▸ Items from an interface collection
== Segment start ==
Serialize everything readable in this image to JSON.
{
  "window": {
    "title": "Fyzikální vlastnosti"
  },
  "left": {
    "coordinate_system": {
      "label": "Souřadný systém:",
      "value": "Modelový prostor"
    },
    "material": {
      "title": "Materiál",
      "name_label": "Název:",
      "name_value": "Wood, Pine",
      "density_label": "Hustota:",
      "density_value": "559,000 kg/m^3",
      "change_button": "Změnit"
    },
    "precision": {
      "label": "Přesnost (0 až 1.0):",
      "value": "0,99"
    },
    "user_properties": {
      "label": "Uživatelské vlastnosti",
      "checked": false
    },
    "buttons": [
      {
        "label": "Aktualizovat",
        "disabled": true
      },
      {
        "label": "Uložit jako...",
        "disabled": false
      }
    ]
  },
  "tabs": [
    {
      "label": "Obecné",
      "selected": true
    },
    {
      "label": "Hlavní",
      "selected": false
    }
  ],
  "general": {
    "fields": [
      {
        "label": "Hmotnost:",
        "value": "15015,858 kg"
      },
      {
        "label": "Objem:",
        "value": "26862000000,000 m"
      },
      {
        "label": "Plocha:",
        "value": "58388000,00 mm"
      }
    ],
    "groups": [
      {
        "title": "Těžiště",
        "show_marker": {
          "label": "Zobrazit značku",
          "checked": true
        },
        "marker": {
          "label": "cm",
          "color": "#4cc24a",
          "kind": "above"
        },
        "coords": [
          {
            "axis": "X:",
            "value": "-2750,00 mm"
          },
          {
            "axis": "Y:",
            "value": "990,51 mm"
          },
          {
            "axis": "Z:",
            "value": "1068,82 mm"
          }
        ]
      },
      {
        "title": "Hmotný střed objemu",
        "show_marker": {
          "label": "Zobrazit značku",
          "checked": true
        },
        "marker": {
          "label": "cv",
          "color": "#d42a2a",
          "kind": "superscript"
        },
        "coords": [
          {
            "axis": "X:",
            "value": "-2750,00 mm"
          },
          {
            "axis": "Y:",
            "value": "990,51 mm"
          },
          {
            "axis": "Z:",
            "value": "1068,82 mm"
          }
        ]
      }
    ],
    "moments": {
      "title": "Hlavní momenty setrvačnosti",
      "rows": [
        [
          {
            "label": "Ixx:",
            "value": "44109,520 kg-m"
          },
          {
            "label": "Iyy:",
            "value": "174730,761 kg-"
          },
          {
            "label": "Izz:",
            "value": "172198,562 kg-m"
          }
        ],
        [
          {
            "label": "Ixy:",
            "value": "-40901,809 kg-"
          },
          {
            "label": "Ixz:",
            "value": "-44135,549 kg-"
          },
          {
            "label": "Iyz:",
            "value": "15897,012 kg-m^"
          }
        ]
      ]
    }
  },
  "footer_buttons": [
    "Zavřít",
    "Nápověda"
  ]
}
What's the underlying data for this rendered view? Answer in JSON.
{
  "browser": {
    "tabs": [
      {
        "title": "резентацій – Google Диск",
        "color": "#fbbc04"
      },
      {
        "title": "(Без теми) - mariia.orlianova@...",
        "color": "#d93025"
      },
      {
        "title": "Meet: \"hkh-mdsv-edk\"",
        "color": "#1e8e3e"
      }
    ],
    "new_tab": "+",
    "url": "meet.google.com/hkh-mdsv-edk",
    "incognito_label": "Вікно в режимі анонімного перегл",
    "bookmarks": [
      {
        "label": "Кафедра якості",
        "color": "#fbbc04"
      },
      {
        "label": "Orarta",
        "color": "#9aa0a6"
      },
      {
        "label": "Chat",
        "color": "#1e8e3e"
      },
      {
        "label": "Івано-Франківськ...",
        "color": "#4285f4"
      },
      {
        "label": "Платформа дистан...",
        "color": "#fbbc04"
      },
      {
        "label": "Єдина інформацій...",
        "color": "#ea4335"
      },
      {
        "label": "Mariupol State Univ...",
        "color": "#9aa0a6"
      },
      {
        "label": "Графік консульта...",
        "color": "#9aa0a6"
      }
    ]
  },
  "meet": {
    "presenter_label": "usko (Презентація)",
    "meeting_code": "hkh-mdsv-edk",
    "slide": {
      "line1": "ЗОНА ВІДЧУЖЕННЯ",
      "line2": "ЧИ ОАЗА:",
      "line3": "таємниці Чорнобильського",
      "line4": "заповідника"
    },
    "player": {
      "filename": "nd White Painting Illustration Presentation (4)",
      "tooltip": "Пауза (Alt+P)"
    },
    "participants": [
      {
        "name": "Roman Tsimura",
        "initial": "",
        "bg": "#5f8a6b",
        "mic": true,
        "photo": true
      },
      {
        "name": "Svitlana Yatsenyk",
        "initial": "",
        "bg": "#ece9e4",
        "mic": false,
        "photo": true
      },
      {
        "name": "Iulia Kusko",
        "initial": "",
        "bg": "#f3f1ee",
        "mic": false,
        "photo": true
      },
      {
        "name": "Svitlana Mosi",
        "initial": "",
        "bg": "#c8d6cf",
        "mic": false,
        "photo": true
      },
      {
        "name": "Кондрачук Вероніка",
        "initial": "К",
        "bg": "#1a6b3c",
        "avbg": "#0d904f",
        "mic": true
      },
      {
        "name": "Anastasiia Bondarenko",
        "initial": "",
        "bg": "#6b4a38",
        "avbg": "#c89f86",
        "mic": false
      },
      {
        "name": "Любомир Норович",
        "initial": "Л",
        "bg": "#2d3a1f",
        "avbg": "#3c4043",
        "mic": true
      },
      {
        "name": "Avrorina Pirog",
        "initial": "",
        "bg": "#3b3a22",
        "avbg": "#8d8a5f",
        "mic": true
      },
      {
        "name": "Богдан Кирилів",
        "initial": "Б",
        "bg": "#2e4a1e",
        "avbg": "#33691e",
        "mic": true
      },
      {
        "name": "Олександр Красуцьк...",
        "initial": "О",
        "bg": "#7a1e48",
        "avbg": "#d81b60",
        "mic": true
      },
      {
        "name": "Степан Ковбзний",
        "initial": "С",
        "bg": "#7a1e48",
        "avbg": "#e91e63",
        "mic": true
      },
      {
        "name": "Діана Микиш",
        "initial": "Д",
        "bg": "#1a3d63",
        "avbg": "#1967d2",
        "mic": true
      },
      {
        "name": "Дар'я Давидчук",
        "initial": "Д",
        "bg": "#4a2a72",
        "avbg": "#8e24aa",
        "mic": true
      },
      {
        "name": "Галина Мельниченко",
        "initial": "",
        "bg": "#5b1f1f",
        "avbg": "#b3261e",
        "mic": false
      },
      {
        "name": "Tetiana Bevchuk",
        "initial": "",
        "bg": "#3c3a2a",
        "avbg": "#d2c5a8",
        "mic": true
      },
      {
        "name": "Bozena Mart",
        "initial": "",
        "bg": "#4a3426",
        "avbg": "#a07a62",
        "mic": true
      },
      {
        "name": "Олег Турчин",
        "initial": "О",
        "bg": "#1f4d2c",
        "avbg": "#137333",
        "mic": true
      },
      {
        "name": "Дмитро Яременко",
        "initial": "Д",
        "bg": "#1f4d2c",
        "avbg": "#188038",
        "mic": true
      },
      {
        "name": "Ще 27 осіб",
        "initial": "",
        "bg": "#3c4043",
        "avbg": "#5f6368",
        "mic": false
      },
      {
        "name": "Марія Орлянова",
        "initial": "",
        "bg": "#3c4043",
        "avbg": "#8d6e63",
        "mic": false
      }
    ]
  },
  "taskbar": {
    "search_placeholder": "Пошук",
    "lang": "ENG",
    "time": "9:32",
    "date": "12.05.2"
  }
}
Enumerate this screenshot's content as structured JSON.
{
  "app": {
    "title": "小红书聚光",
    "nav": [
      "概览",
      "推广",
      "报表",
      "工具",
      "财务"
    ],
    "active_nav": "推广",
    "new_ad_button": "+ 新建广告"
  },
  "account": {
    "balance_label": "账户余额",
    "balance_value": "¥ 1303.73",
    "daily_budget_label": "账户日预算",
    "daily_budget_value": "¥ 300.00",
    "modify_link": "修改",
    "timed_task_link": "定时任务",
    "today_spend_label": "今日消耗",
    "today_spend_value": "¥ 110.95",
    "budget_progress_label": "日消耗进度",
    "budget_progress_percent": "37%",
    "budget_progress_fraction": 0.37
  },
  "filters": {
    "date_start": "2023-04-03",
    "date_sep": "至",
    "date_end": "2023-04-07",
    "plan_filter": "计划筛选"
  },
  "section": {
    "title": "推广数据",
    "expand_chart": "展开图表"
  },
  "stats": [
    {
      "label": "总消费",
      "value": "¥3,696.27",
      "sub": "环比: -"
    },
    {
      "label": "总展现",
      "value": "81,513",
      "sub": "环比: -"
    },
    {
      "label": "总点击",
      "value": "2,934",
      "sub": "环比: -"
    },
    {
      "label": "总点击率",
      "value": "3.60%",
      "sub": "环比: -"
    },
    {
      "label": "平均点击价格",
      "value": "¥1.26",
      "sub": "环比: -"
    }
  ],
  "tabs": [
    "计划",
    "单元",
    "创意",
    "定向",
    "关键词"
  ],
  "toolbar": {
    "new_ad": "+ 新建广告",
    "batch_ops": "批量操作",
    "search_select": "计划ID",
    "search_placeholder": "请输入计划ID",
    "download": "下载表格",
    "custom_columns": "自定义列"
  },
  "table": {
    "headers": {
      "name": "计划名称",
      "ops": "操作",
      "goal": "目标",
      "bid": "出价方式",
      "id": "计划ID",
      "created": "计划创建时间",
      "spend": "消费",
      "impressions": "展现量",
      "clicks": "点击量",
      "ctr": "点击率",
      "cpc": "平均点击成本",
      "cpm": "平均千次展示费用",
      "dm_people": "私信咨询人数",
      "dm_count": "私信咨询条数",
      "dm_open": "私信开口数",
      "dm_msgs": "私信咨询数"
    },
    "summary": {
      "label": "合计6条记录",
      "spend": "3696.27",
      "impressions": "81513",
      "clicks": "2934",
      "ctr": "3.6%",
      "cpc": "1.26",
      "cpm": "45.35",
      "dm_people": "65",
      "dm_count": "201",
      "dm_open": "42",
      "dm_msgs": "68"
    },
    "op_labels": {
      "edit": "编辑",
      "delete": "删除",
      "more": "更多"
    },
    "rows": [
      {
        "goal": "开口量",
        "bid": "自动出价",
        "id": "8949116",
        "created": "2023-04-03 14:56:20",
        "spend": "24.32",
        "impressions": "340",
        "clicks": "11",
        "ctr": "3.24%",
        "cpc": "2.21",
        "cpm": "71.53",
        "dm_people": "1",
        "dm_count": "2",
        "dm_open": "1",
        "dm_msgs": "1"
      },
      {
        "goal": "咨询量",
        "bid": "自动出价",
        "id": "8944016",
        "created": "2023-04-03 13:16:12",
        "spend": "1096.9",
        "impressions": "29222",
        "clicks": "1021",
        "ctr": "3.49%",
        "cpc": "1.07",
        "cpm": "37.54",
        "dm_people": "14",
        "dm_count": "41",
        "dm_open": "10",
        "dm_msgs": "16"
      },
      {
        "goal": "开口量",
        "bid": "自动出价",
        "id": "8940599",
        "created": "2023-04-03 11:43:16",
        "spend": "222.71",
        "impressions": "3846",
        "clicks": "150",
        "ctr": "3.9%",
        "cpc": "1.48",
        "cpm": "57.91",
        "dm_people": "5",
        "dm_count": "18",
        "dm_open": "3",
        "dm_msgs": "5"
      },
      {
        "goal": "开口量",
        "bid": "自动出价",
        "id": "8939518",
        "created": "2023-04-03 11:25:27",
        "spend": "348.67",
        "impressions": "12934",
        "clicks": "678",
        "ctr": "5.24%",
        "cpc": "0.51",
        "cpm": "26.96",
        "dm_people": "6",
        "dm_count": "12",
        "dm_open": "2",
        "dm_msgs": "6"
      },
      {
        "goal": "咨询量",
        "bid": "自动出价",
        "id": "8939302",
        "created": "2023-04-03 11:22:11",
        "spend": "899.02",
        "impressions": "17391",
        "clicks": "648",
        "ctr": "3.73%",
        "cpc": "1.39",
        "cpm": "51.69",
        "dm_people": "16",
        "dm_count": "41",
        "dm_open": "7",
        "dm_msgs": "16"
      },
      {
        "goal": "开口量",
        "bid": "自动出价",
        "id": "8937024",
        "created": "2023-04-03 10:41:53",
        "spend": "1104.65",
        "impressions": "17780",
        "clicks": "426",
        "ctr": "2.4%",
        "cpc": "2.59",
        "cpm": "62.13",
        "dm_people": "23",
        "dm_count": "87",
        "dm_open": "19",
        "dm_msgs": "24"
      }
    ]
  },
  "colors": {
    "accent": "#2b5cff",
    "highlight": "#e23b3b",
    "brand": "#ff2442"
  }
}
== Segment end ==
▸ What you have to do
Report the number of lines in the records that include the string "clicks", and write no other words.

▸ Response to this exercise
8